“The primary basis for demolition is the poor structural condition of the trestle. To be clear, that is not in question,” Andrew Lewis of the Historic Preservation Office told the review board last week. “It is also relevant to point out that that condition is due largely in part to about two decades of neglect that the structure has had to suffer.”

The board denied Metro’s petition, instead referring the case for a final decision to the mayor’s agent, a city official designated by the mayor to rule on D.C. historic preservation law. According to Lewis’s report to the review board, the mayor’s agent has approved demolition of historic structures in the past, but only when determined necessary and when it involved properties that no longer convey their historic significance.

“The poor condition of the trestle is not disputed, but the relatively simple structure still retains sufficient integrity to convey its historic significance,” Lewis said in his report. “Adaptive use through in-kind repair, replacement and possible structural augmentation could be carried out in a manner that would enhance the trestle’s integrity.”

Lewis said demolition at this point would preclude the opportunity by the District Department of Transportation to rehabilitate the structure, pointing to a plan for Metro to transfer the property to DDOT to be rehabilitated into a bike and pedestrian trail. DDOT plans to conduct a study this summer to determine if it is feasible to restore the 250-foot-long trestle and adapt it as part of a larger  trail, a project that is gaining public support.

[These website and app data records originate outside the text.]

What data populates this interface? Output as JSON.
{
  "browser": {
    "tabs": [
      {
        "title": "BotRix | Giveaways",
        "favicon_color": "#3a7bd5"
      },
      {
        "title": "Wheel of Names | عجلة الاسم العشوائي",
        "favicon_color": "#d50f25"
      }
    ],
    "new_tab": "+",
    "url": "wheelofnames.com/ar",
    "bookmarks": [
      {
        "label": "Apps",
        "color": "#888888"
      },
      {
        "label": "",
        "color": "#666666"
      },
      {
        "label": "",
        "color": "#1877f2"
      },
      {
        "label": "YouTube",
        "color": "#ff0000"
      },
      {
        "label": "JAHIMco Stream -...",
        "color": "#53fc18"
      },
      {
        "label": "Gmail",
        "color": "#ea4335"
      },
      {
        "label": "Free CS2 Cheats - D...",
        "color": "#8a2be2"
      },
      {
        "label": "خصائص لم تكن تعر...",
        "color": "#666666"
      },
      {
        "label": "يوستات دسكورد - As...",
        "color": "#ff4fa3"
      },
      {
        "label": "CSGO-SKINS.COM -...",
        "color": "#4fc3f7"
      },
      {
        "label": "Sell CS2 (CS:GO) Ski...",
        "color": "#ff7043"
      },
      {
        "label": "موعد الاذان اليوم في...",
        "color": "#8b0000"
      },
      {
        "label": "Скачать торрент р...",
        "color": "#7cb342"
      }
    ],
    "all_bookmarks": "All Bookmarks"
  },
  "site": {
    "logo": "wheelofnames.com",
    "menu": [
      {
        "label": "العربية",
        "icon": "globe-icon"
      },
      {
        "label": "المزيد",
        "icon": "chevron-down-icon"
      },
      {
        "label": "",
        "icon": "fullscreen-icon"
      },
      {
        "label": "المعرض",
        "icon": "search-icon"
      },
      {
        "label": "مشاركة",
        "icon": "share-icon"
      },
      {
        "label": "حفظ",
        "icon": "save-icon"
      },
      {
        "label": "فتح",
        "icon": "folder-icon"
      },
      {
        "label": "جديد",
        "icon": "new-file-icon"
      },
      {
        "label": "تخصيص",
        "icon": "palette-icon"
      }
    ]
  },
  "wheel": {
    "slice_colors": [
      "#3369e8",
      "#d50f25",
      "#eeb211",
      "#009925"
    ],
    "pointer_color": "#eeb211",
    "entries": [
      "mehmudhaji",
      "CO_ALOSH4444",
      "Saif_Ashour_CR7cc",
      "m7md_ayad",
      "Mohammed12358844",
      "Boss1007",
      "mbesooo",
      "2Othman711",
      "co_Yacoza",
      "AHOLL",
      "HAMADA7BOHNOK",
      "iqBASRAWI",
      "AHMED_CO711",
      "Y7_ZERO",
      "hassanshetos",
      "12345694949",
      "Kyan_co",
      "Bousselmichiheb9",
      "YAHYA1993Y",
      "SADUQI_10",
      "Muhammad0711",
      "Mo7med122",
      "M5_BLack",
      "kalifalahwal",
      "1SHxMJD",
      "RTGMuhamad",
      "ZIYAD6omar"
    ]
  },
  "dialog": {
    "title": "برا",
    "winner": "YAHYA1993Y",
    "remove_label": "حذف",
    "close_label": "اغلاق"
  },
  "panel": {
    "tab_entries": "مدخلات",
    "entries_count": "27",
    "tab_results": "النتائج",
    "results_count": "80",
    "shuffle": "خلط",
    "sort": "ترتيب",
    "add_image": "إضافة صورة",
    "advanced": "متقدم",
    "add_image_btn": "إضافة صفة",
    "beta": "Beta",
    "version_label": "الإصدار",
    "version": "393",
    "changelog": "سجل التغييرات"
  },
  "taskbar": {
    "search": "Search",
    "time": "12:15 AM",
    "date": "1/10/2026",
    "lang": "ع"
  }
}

“We recognize the historic merit of the bridge,” Jim Ashe, manager of environmental planning and compliance at Metro, told the review board last week. He said agency’s goal is not so much to demolish the bridge, but to make the area safe.

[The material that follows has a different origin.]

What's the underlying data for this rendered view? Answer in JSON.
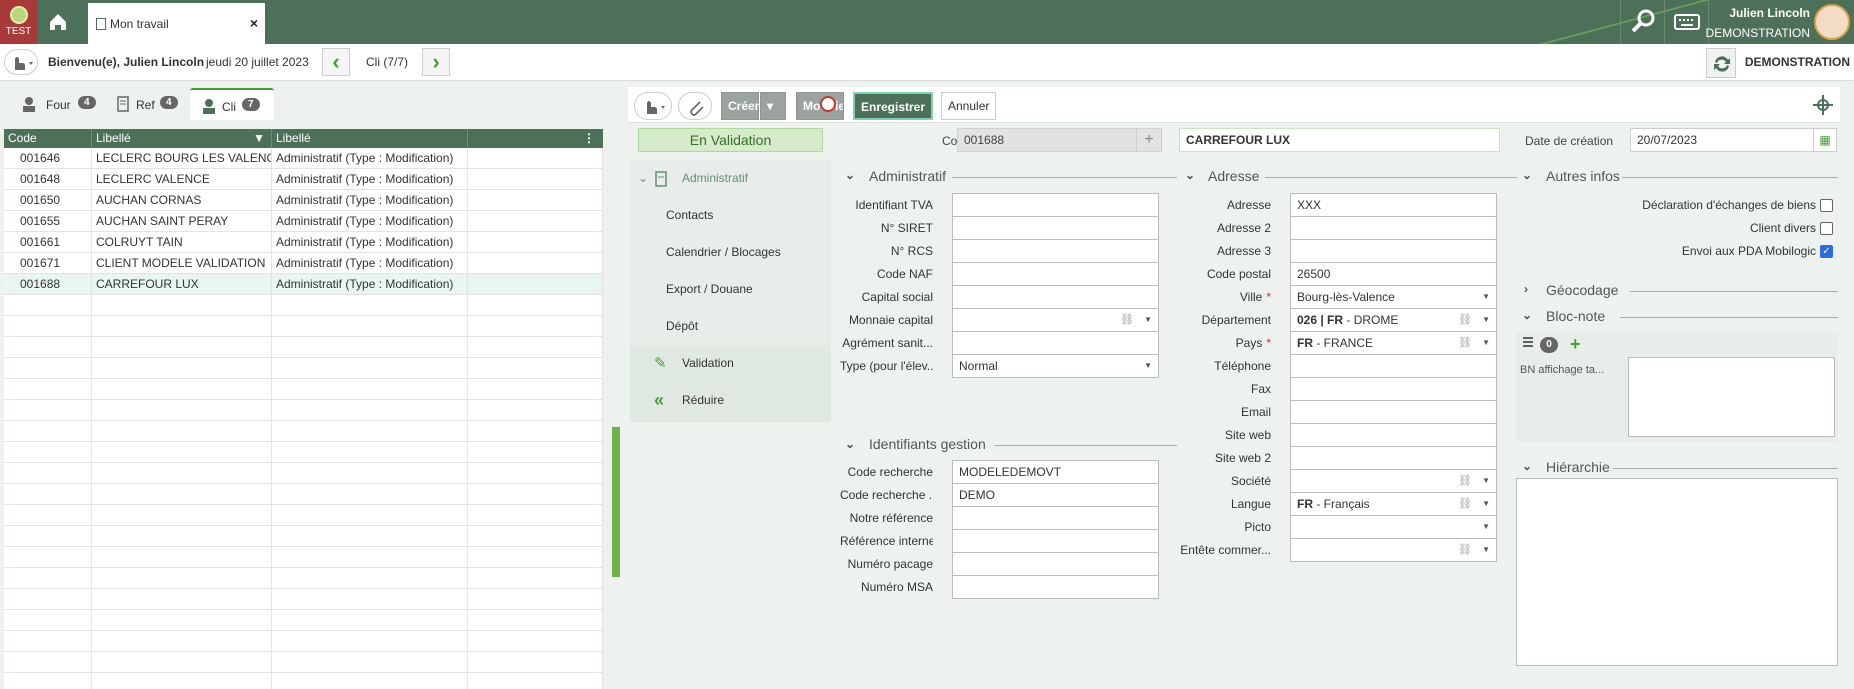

A full restoration could cost upward of $2 million, while an initial stabilization could cost about $715,000, according to the assessment prepared by the consulting firm Structura in 2014.

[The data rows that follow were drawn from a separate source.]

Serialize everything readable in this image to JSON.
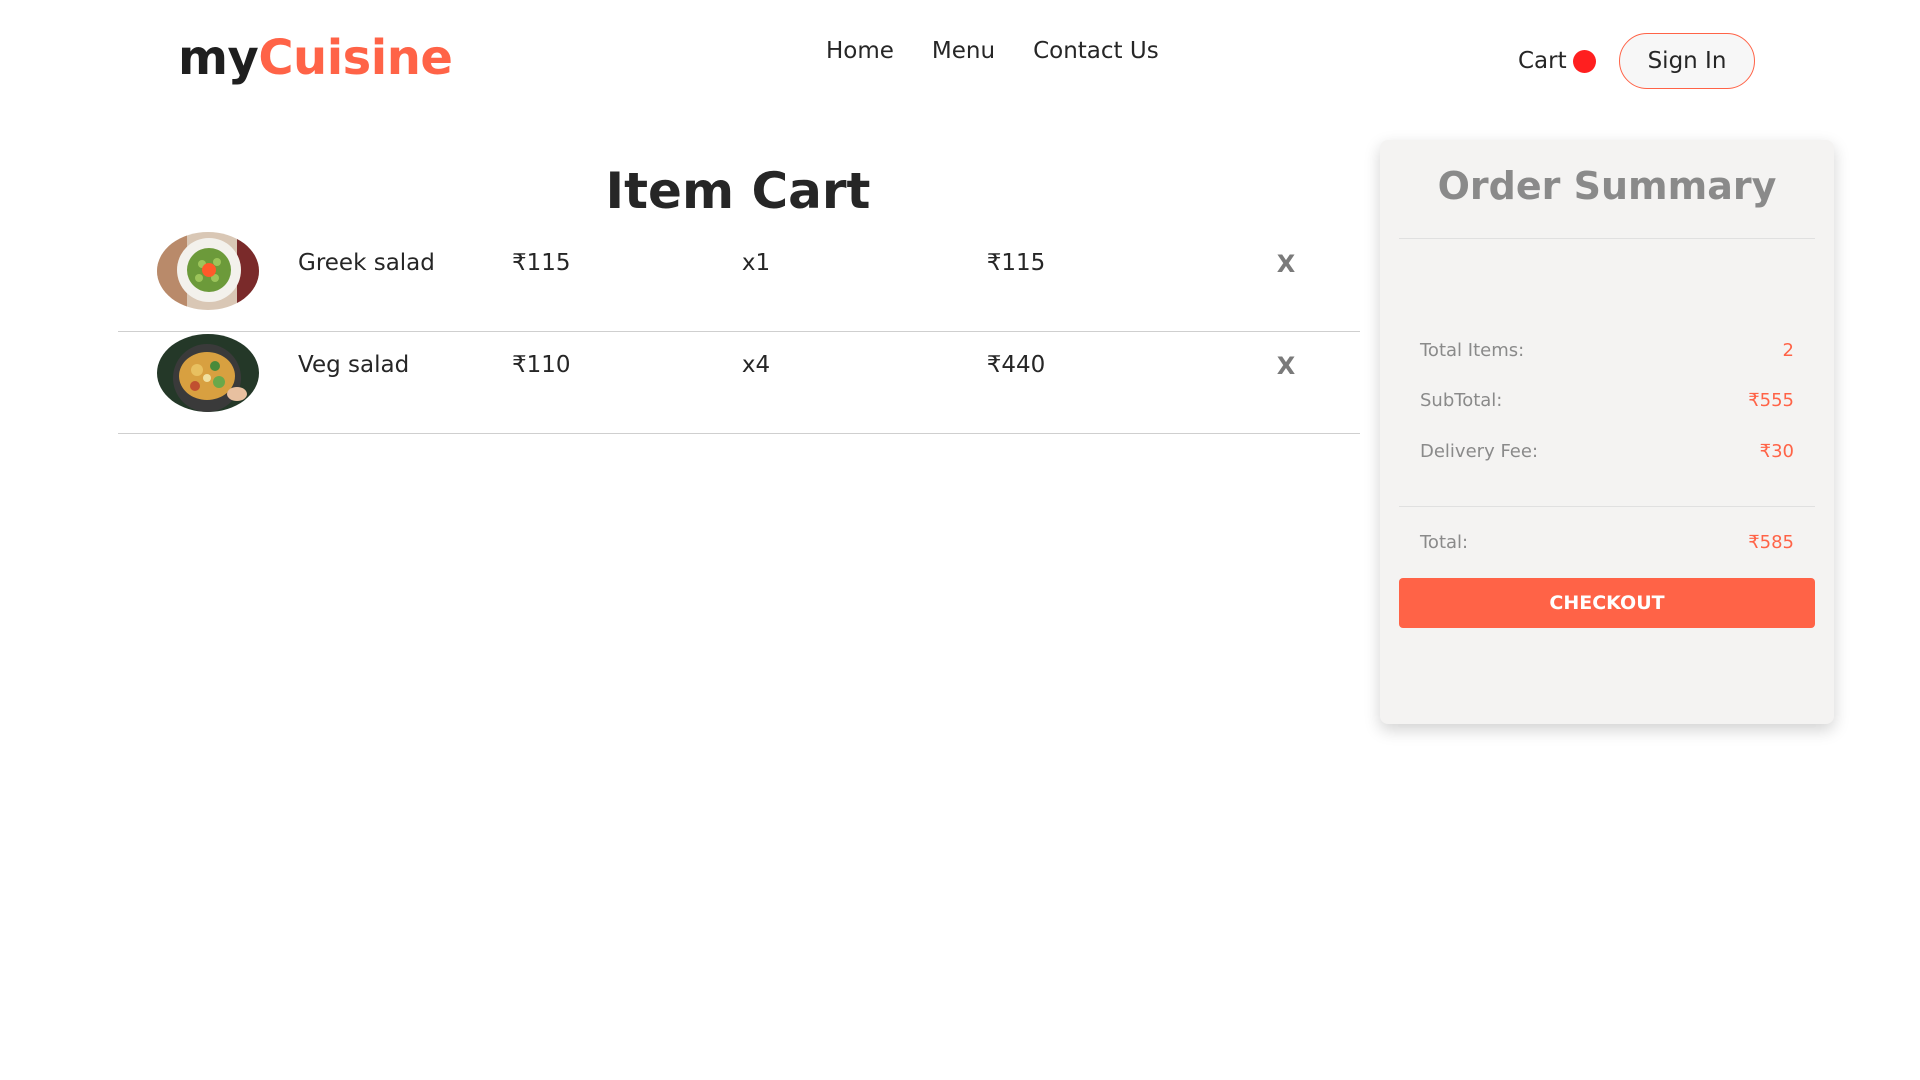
{
  "header": {
    "logo_part1": "my",
    "logo_part2": "Cuisine",
    "nav": [
      "Home",
      "Menu",
      "Contact Us"
    ],
    "cart_label": "Cart",
    "signin_label": "Sign In"
  },
  "cart": {
    "title": "Item Cart",
    "items": [
      {
        "name": "Greek salad",
        "price": "₹115",
        "quantity": "x1",
        "total": "₹115",
        "remove": "X"
      },
      {
        "name": "Veg salad",
        "price": "₹110",
        "quantity": "x4",
        "total": "₹440",
        "remove": "X"
      }
    ]
  },
  "summary": {
    "title": "Order Summary",
    "total_items_label": "Total Items:",
    "total_items_value": "2",
    "subtotal_label": "SubTotal:",
    "subtotal_value": "₹555",
    "delivery_label": "Delivery Fee:",
    "delivery_value": "₹30",
    "total_label": "Total:",
    "total_value": "₹585",
    "checkout_label": "CHECKOUT"
  },
  "colors": {
    "accent": "#ff6347",
    "cart_badge": "#ff1f1f",
    "summary_bg": "#f4f3f2"
  }
}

In 2003, Metro put up fences around the ends of the bridge to deter trespassers, Ashe said. Since 2008 the transit agency has worked to identify “responsible owners to take custody of the bridge,” Ashe said, but “we have not been successful in that effort to date.”

An inspection in January found the trestle in “imminent risk of collapse.” Ashe said three of 22 trestle structural towers were significantly deficient and several others could have similar problems, but because they are covered by leaf and soil debris they can’t be inspected. In February, Metro installed fences across the trails that run under the  trestle to prevent people from going under the bridge.

Metro’s “situation is well-known. We have a $25 billion list of capital needs. Our total focus is on restoring the Metrorail system, the Metrobus system and the MetroAccess system,” Ashe said, “and making sure our system is functional for the more than 1 million riders that use our system each day.”

Metro’s plan is to remove and dispose of the steel framing, concrete abutments and footers and regrade and revegetate the area, Ashe said. He said it would cost between $750,000 and $1 million to demolish the structure.

Rebecca Miller of the D.C. Preservation League, which lists the bridge as an endangered site, said the cost for dismantling the structure should instead be used for rehabilitating it.

Conrad DeWitte, an Advisory Neighborhood Commission member and resident of Foxhall Village, said there is support for preserving the trestle to connect with a walkway and boost foot traffic between neighborhoods.

D.C. Council member Jack Evans (D), who also serves as Metro Board chairman, said he too would like to see the trestle restored, but not at Metro’s expense. Evans, whose ward borders the trestle, is advocating for a city takeover of the structure.

“From Metro’s point of view, we have a lot of issues on our plate.  This trestle will never ever be a part of the Metro system. . . . It is a waste of time for us to have to deal with it,” Evans said.

“And from the District’s point of view, it is a historical piece that would be nice to preserve,” he said. The trestle and the trolley tracks that remain intact in Georgetown “represent a time in Georgetown’s history when we ran trolleys all over the place. The trolley is the last one of that nature in the city. So that’s why I’d like to keep this thing.”

This story has been updated.